### WHAT YOU ARE ASKED TO DO
Nothing but the data, repeated exactly, belongs in the answer.

### RECORDS
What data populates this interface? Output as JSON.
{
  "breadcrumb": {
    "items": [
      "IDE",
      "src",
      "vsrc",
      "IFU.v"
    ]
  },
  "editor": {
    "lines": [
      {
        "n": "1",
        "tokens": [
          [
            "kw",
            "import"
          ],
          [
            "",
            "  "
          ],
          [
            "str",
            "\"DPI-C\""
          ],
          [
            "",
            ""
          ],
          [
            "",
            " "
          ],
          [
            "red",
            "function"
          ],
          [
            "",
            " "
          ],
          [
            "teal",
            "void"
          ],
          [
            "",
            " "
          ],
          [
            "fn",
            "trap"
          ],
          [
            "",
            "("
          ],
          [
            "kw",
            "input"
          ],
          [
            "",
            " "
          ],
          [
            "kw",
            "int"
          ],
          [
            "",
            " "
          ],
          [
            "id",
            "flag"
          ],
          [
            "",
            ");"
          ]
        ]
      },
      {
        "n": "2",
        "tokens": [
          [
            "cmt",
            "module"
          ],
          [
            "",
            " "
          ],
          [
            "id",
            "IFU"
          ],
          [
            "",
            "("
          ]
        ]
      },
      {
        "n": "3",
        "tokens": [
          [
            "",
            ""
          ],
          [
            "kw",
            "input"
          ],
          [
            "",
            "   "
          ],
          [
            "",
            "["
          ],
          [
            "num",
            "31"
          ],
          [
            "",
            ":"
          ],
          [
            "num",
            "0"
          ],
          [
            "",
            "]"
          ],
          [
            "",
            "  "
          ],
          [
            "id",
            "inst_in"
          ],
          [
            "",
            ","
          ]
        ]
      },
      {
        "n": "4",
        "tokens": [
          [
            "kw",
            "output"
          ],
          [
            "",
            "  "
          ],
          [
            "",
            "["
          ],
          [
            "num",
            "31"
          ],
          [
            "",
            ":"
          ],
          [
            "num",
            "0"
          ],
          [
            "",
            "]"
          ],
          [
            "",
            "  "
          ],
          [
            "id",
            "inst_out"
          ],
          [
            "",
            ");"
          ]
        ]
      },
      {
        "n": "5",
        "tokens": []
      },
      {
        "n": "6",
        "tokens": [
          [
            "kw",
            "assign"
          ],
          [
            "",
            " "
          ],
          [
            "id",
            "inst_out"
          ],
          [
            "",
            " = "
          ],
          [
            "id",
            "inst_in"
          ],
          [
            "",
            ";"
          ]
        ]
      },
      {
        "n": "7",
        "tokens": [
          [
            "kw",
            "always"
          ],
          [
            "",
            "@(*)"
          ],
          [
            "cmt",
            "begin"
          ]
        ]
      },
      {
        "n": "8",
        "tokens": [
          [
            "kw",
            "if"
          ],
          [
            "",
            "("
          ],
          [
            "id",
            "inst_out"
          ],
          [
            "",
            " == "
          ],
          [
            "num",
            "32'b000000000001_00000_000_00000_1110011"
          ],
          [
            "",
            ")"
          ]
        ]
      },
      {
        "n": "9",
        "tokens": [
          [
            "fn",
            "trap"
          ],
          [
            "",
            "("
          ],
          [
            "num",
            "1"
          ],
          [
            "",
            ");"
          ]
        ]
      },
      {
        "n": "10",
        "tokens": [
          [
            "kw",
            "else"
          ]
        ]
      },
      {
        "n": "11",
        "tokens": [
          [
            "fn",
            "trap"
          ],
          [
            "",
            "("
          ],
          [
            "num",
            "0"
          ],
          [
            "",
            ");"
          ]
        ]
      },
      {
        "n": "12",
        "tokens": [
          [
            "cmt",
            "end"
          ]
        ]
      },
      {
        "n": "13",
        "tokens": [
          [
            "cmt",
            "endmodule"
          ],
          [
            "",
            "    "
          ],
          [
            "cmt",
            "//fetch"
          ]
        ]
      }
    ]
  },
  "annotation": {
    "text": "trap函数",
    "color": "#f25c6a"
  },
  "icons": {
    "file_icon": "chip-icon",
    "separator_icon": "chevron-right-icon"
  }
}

### ANSWER TO THE EXERCISE
What data populates this interface? Output as JSON.
{
  "breadcrumb": {
    "items": [
      "IDE",
      "src",
      "vsrc",
      "IFU.v"
    ]
  },
  "editor": {
    "lines": [
      {
        "n": "1",
        "tokens": [
          [
            "kw",
            "import"
          ],
          [
            "",
            "  "
          ],
          [
            "str",
            "\"DPI-C\""
          ],
          [
            "",
            ""
          ],
          [
            "",
            " "
          ],
          [
            "red",
            "function"
          ],
          [
            "",
            " "
          ],
          [
            "teal",
            "void"
          ],
          [
            "",
            " "
          ],
          [
            "fn",
            "trap"
          ],
          [
            "",
            "("
          ],
          [
            "kw",
            "input"
          ],
          [
            "",
            " "
          ],
          [
            "kw",
            "int"
          ],
          [
            "",
            " "
          ],
          [
            "id",
            "flag"
          ],
          [
            "",
            ");"
          ]
        ]
      },
      {
        "n": "2",
        "tokens": [
          [
            "cmt",
            "module"
          ],
          [
            "",
            " "
          ],
          [
            "id",
            "IFU"
          ],
          [
            "",
            "("
          ]
        ]
      },
      {
        "n": "3",
        "tokens": [
          [
            "",
            ""
          ],
          [
            "kw",
            "input"
          ],
          [
            "",
            "   "
          ],
          [
            "",
            "["
          ],
          [
            "num",
            "31"
          ],
          [
            "",
            ":"
          ],
          [
            "num",
            "0"
          ],
          [
            "",
            "]"
          ],
          [
            "",
            "  "
          ],
          [
            "id",
            "inst_in"
          ],
          [
            "",
            ","
          ]
        ]
      },
      {
        "n": "4",
        "tokens": [
          [
            "kw",
            "output"
          ],
          [
            "",
            "  "
          ],
          [
            "",
            "["
          ],
          [
            "num",
            "31"
          ],
          [
            "",
            ":"
          ],
          [
            "num",
            "0"
          ],
          [
            "",
            "]"
          ],
          [
            "",
            "  "
          ],
          [
            "id",
            "inst_out"
          ],
          [
            "",
            ");"
          ]
        ]
      },
      {
        "n": "5",
        "tokens": []
      },
      {
        "n": "6",
        "tokens": [
          [
            "kw",
            "assign"
          ],
          [
            "",
            " "
          ],
          [
            "id",
            "inst_out"
          ],
          [
            "",
            " = "
          ],
          [
            "id",
            "inst_in"
          ],
          [
            "",
            ";"
          ]
        ]
      },
      {
        "n": "7",
        "tokens": [
          [
            "kw",
            "always"
          ],
          [
            "",
            "@(*)"
          ],
          [
            "cmt",
            "begin"
          ]
        ]
      },
      {
        "n": "8",
        "tokens": [
          [
            "kw",
            "if"
          ],
          [
            "",
            "("
          ],
          [
            "id",
            "inst_out"
          ],
          [
            "",
            " == "
          ],
          [
            "num",
            "32'b000000000001_00000_000_00000_1110011"
          ],
          [
            "",
            ")"
          ]
        ]
      },
      {
        "n": "9",
        "tokens": [
          [
            "fn",
            "trap"
          ],
          [
            "",
            "("
          ],
          [
            "num",
            "1"
          ],
          [
            "",
            ");"
          ]
        ]
      },
      {
        "n": "10",
        "tokens": [
          [
            "kw",
            "else"
          ]
        ]
      },
      {
        "n": "11",
        "tokens": [
          [
            "fn",
            "trap"
          ],
          [
            "",
            "("
          ],
          [
            "num",
            "0"
          ],
          [
            "",
            ");"
          ]
        ]
      },
      {
        "n": "12",
        "tokens": [
          [
            "cmt",
            "end"
          ]
        ]
      },
      {
        "n": "13",
        "tokens": [
          [
            "cmt",
            "endmodule"
          ],
          [
            "",
            "    "
          ],
          [
            "cmt",
            "//fetch"
          ]
        ]
      }
    ]
  },
  "annotation": {
    "text": "trap函数",
    "color": "#f25c6a"
  },
  "icons": {
    "file_icon": "chip-icon",
    "separator_icon": "chevron-right-icon"
  }
}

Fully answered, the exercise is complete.